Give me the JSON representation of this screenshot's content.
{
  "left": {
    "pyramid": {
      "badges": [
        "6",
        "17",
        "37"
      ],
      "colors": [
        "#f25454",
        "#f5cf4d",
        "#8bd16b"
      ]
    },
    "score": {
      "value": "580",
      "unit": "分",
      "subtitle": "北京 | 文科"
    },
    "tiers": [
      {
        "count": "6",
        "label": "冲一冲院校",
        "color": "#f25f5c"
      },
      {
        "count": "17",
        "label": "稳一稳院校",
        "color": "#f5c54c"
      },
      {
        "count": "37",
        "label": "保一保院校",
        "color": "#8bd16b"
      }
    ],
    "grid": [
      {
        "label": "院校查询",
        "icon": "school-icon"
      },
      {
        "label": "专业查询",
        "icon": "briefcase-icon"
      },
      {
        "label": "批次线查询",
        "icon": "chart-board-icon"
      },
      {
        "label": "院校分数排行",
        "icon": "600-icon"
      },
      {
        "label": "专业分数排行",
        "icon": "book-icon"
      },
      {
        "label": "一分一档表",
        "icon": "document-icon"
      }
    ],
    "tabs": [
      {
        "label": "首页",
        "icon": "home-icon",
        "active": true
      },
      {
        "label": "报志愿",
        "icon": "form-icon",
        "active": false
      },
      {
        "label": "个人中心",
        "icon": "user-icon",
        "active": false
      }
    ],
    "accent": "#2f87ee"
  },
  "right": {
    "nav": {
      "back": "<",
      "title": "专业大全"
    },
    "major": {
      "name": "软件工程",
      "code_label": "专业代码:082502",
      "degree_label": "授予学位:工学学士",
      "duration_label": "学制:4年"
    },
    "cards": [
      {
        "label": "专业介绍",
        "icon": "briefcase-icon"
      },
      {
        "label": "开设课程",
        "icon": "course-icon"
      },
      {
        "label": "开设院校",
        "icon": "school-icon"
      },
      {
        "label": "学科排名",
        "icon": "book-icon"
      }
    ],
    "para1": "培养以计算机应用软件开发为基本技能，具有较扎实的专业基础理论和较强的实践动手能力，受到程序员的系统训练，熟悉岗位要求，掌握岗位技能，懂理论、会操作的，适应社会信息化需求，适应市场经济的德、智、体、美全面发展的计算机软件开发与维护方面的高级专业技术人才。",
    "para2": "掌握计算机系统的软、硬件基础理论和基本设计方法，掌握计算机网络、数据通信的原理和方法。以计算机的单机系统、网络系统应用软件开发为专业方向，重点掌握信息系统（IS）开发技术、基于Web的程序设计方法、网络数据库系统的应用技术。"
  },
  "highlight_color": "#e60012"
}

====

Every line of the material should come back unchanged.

# Written solution
Give me the JSON representation of this screenshot's content.
{
  "left": {
    "pyramid": {
      "badges": [
        "6",
        "17",
        "37"
      ],
      "colors": [
        "#f25454",
        "#f5cf4d",
        "#8bd16b"
      ]
    },
    "score": {
      "value": "580",
      "unit": "分",
      "subtitle": "北京 | 文科"
    },
    "tiers": [
      {
        "count": "6",
        "label": "冲一冲院校",
        "color": "#f25f5c"
      },
      {
        "count": "17",
        "label": "稳一稳院校",
        "color": "#f5c54c"
      },
      {
        "count": "37",
        "label": "保一保院校",
        "color": "#8bd16b"
      }
    ],
    "grid": [
      {
        "label": "院校查询",
        "icon": "school-icon"
      },
      {
        "label": "专业查询",
        "icon": "briefcase-icon"
      },
      {
        "label": "批次线查询",
        "icon": "chart-board-icon"
      },
      {
        "label": "院校分数排行",
        "icon": "600-icon"
      },
      {
        "label": "专业分数排行",
        "icon": "book-icon"
      },
      {
        "label": "一分一档表",
        "icon": "document-icon"
      }
    ],
    "tabs": [
      {
        "label": "首页",
        "icon": "home-icon",
        "active": true
      },
      {
        "label": "报志愿",
        "icon": "form-icon",
        "active": false
      },
      {
        "label": "个人中心",
        "icon": "user-icon",
        "active": false
      }
    ],
    "accent": "#2f87ee"
  },
  "right": {
    "nav": {
      "back": "<",
      "title": "专业大全"
    },
    "major": {
      "name": "软件工程",
      "code_label": "专业代码:082502",
      "degree_label": "授予学位:工学学士",
      "duration_label": "学制:4年"
    },
    "cards": [
      {
        "label": "专业介绍",
        "icon": "briefcase-icon"
      },
      {
        "label": "开设课程",
        "icon": "course-icon"
      },
      {
        "label": "开设院校",
        "icon": "school-icon"
      },
      {
        "label": "学科排名",
        "icon": "book-icon"
      }
    ],
    "para1": "培养以计算机应用软件开发为基本技能，具有较扎实的专业基础理论和较强的实践动手能力，受到程序员的系统训练，熟悉岗位要求，掌握岗位技能，懂理论、会操作的，适应社会信息化需求，适应市场经济的德、智、体、美全面发展的计算机软件开发与维护方面的高级专业技术人才。",
    "para2": "掌握计算机系统的软、硬件基础理论和基本设计方法，掌握计算机网络、数据通信的原理和方法。以计算机的单机系统、网络系统应用软件开发为专业方向，重点掌握信息系统（IS）开发技术、基于Web的程序设计方法、网络数据库系统的应用技术。"
  },
  "highlight_color": "#e60012"
}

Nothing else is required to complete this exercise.